by Meirion Jordan
Meirion Jordan is an Oxford educated mathematician with an MA in Creative Writing from the University of East Anglia. Born in Swansea, he was shortlisted for the Forward Prize for Best First Collection for Moonrise and has received numerous plaudits for his work.
is a work based on Llyfr Coch Hergest and the White Book of Rhydderch along with the Tales of Arthur and his court as recounted by Mallory. This is not, however, a mere re-working of the Mabinogi or of Mallory. Instead, Jordan is at pains to show how the big stories inform our present lives. All great stories are – because of their very universality – also particular to every individual. Like Narcissus looking into the pool, we see our own selves reflected back at us:
Like a mirror : full of your best ideas
Jordan interlaces his use of the big story with comments – in footnotes – about his own family, and especially his grandfather who passed away in 2008. They provide a running stitch throughout the narrative. As he writes in the beautiful ‘Brycheiniog’:
My dream of wearing a coat of my ancestors...
Such a close fit.

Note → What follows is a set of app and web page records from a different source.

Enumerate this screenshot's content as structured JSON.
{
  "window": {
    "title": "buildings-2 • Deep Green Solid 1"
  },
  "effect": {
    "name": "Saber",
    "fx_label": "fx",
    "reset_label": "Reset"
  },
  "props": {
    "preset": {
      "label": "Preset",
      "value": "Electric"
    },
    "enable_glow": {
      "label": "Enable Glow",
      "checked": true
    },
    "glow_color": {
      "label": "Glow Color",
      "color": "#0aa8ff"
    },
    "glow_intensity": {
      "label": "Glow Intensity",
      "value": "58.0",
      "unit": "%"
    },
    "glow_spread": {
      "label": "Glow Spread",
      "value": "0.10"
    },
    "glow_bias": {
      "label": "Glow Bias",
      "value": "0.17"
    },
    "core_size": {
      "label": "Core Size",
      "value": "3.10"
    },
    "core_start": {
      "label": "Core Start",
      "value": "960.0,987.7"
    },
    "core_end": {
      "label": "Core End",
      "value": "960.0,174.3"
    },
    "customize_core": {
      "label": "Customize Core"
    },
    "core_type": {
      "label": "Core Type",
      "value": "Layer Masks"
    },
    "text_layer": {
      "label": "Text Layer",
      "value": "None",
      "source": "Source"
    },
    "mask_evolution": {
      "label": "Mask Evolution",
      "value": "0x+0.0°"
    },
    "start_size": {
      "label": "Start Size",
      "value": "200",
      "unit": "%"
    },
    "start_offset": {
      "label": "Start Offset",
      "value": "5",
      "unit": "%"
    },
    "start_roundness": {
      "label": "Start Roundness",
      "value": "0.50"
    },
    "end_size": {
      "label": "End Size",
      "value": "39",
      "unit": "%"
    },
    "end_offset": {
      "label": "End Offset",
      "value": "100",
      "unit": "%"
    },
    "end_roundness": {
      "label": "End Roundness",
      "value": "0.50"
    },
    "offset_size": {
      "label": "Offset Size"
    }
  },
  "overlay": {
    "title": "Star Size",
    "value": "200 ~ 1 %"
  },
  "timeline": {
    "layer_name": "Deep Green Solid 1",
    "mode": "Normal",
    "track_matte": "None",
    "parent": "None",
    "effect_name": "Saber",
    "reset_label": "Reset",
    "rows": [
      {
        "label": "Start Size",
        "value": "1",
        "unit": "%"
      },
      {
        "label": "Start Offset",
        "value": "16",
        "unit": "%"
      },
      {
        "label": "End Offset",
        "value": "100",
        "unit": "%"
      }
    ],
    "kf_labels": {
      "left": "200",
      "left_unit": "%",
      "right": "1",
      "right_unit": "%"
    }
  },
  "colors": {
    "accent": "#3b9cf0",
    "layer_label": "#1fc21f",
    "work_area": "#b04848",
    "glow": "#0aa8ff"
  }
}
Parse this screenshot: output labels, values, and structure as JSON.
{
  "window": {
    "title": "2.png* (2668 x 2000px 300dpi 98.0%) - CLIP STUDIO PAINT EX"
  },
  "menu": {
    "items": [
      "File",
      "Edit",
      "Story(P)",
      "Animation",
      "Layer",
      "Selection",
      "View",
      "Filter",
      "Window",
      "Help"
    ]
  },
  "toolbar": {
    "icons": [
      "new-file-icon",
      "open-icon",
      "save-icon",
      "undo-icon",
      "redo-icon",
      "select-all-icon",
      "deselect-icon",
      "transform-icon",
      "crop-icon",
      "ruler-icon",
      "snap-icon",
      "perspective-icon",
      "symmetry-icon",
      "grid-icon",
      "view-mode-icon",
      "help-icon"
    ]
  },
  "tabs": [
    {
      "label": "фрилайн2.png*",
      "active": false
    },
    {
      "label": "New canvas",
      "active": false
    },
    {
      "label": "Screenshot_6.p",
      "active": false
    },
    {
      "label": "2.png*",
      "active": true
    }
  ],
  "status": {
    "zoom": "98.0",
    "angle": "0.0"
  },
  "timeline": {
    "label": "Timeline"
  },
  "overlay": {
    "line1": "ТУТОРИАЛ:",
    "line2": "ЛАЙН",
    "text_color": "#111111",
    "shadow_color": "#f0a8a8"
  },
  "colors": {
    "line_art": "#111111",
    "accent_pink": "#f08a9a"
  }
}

Shot through
With unexpected thread: red
For Padarn Beisrugg, green
For Davieses of Cantref....
The narrative also moves through time – it has Ulverton

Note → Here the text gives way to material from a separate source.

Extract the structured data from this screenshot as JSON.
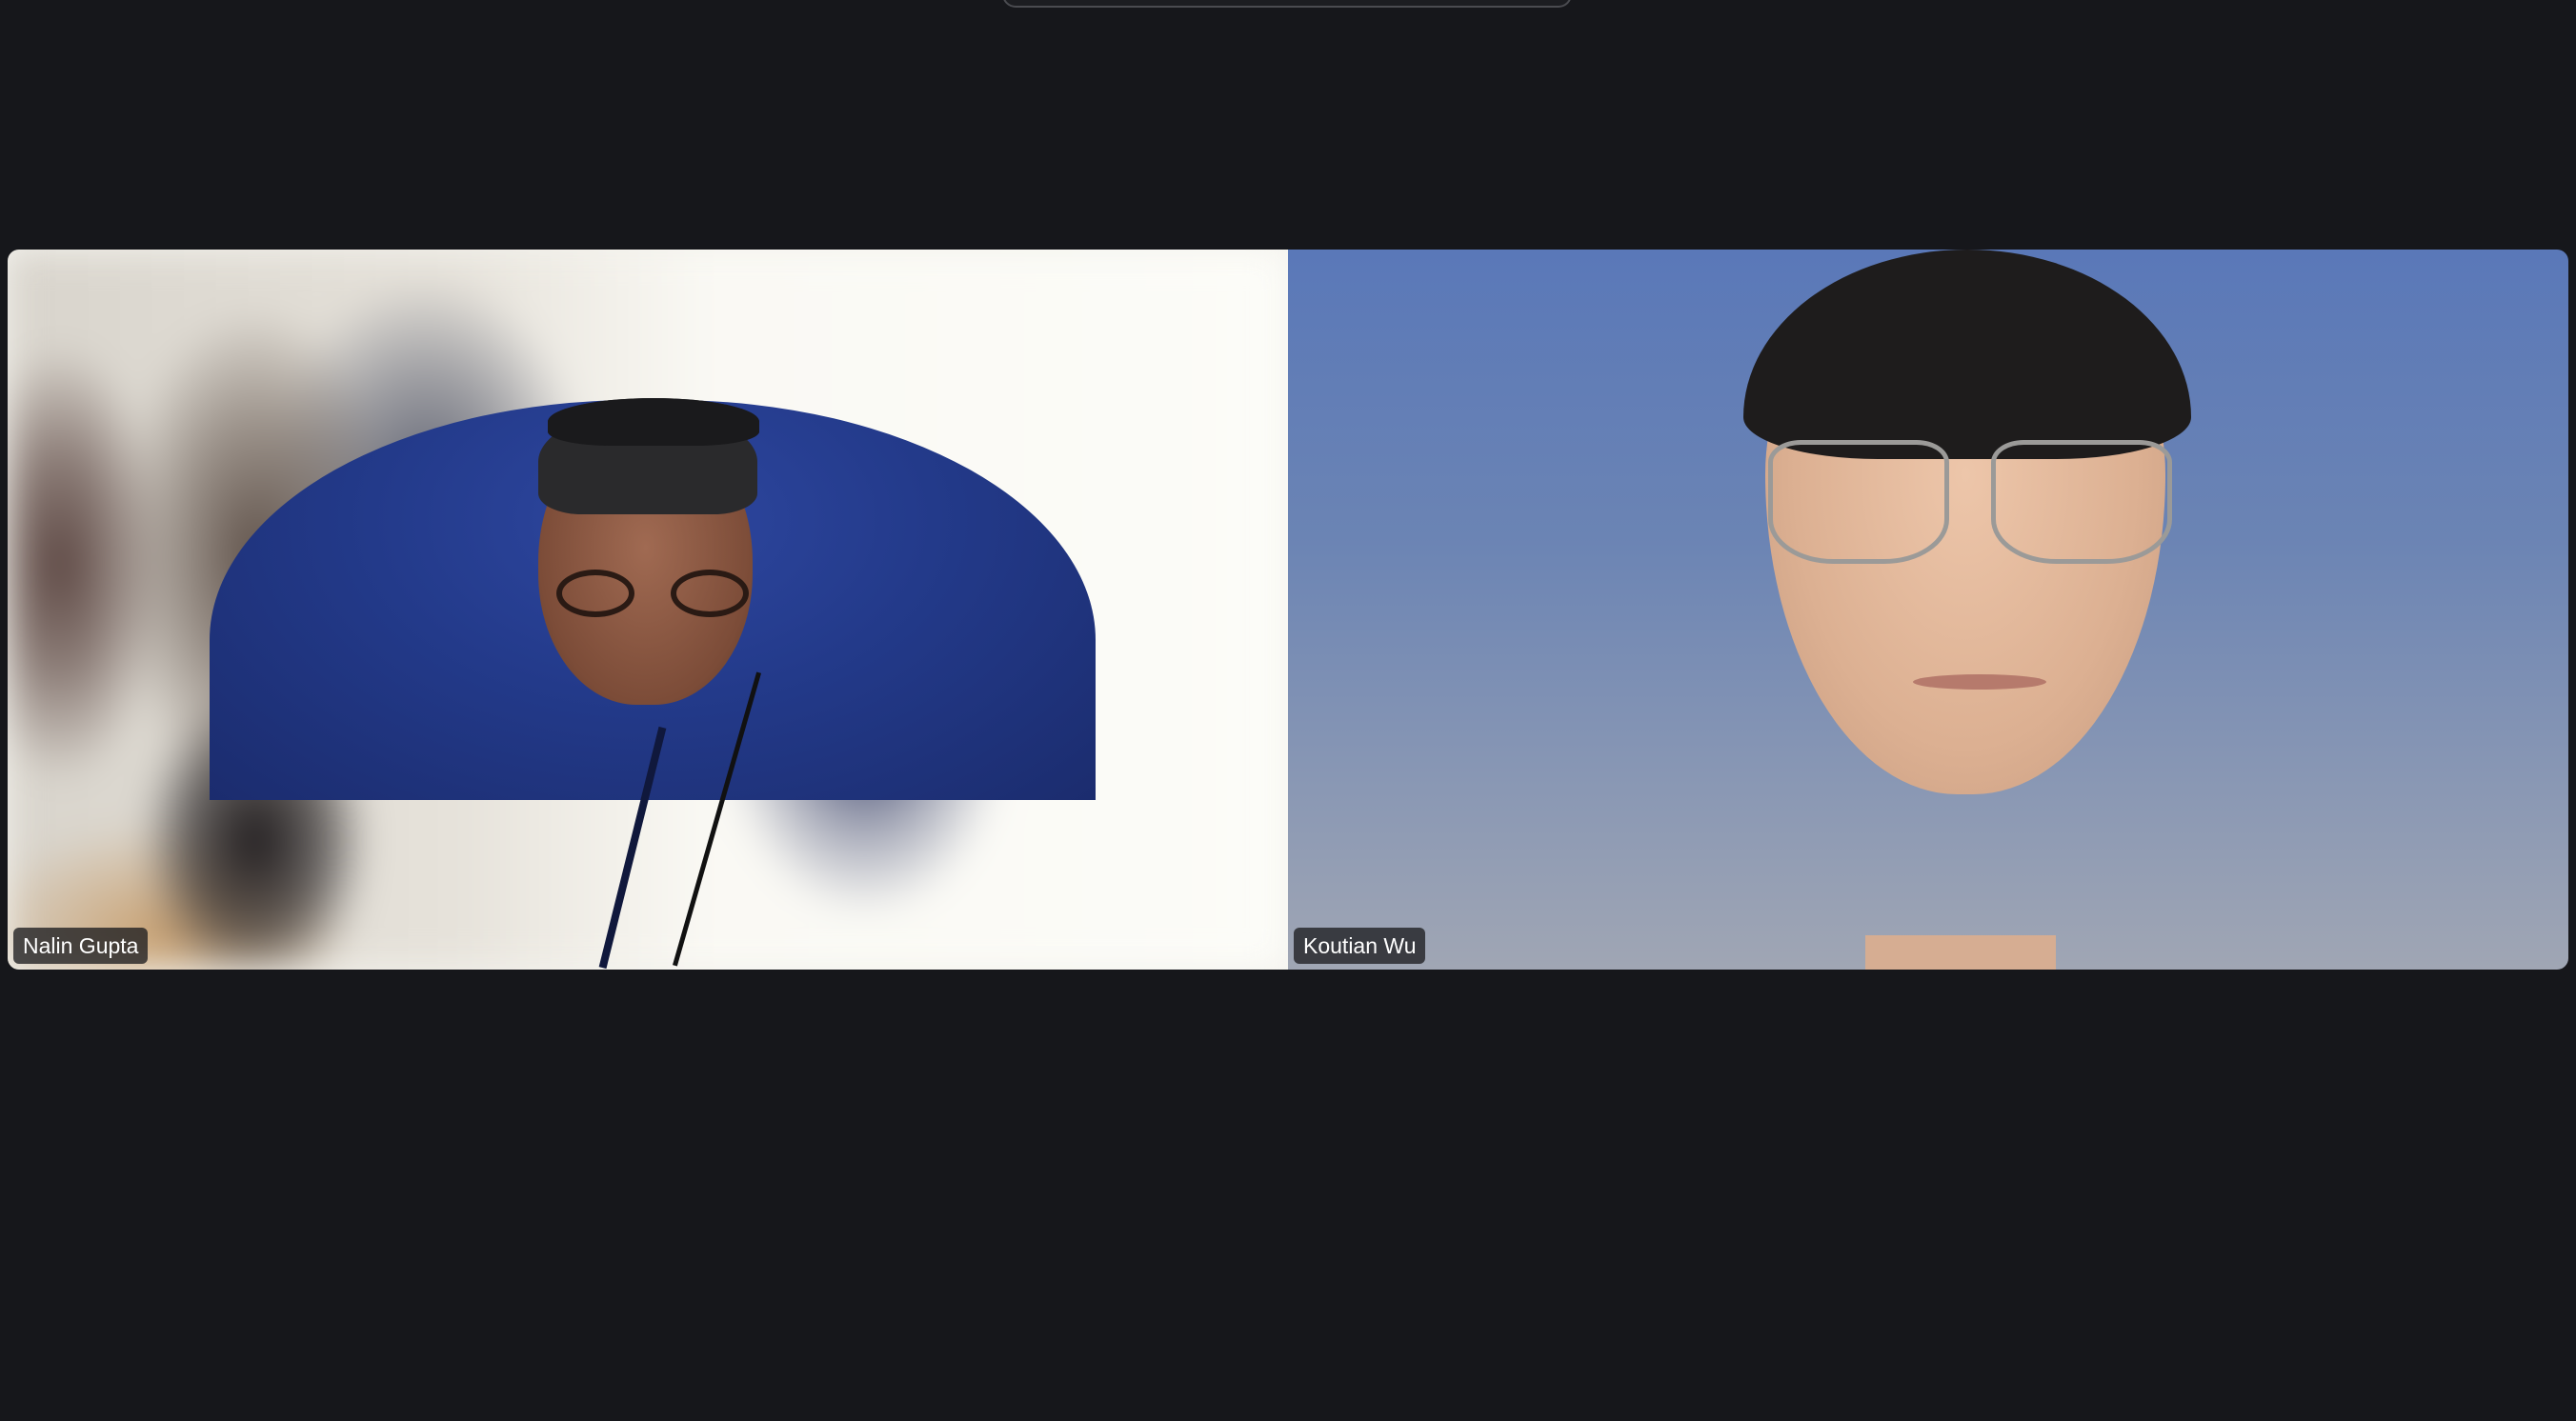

moments (Adam Thorpe’s first and best novel) where the layers of memory poke out into the present. A once and future time where Arthur steps through history to rejoin us”
I was his agent,
Arthur grows in ivy-coils, setting his roots
deep in the holes of every hero since
drawing them into his own orbit.
And – from footnote 52:
Who were they? Who were these people who are so alive in my memory and in my imagination. And is this their country as well as mine, this patchwork land that is forever slipping in and out of time and place?
As the footnotes go on, the comments become more personal as if Meirion Jordan/the narrator is working out his own path through memory and grief. In one footnote he says poignantly: ‘I hold this space for them.’ This is a memorial to those seemingly lost. He gives them form.
So how to approach the book? There are two ways in and it is our choice. The book is tête-bêche, with the White Book and Red Book at each end and upside down. Seren does not help us choose either as they have used two title pages, sets of notes, prices and barcodes etc. In his preface to the Red Book, Jordan writes :
Poetry is concerned most fundamentally with meaning and interpretation and that implies in turn that this book is in some way turned towards those present in this imprecise, difficult dialogue: you reading, and myself....
And so in choosing how to enter this labyrinth we are already having an effect on the texts. How would the meaning alter if we chose another path? And having chosen a way in, the structure is still not easy. It is laid out in an archaic style reflecting that of the old texts with Books or Parts. Jordan’s footnotes interrupt the narrative – often within a sentence and yet the footnote voice is so insistent one has to break off and read it. It is often hard to see why the note is placed just so – it feels as if it is a voice in another room shouting to be heard, or a radio whose tuning slips between stations. One is constantly aware of the heft of the structure and its problems. In fact, the presence and solidity of books, words and meaning is a theme throughout. In ‘Rhiannon’s Gossips’, the ‘girl’ whose nuptials have just taken place is a book:
among hound’s head and serpent,
Pages guttered with blood, Her spine
Creaks with the weight : her days
Uncanonical, she pleads innocence
By subtext. And this is her voice beginning
To tear from its bindings, look
These are the hands that carry you….
But the work rewards the effort. Just as in the poem ‘Culhwch’ we excavate meaning:
Deep under autumn, ten
Spadefuls down I found him
The red king: bloody….
As in footnote 55 in the White Book, ‘Sometimes, though, we are lucky... and we may find the lost, the marginal, the disappeared waiting for us in the past’s house.’
is very rewarding, though not an easy read. It requires a real contract between the reader and writer to extract all the meaning available, especially if the former is unfamiliar with the touchstone texts of Malory or the Red and White books. But do not be put off, as many of the poems – ‘Goewin’, ‘Olwen’, ‘Bryncheiniog’, ‘Galahad’, for example, – are achingly lovely and work without high scholarship. And both the Red and The White Book meld together in a patchwork of thought, feeling and meaning. But for me the most touching is ‘Breuddwyd Macsen Wledig’. And why? It reminds me of my own Arthur reflected back at me.
Soon he must ride back. Out
Of the otherworld’s dark he moves,
Fumbling : and the land changes.
Buy this book at gwales.com
previous review: Jonah Jones, An Artist’s Life
next review: Conquest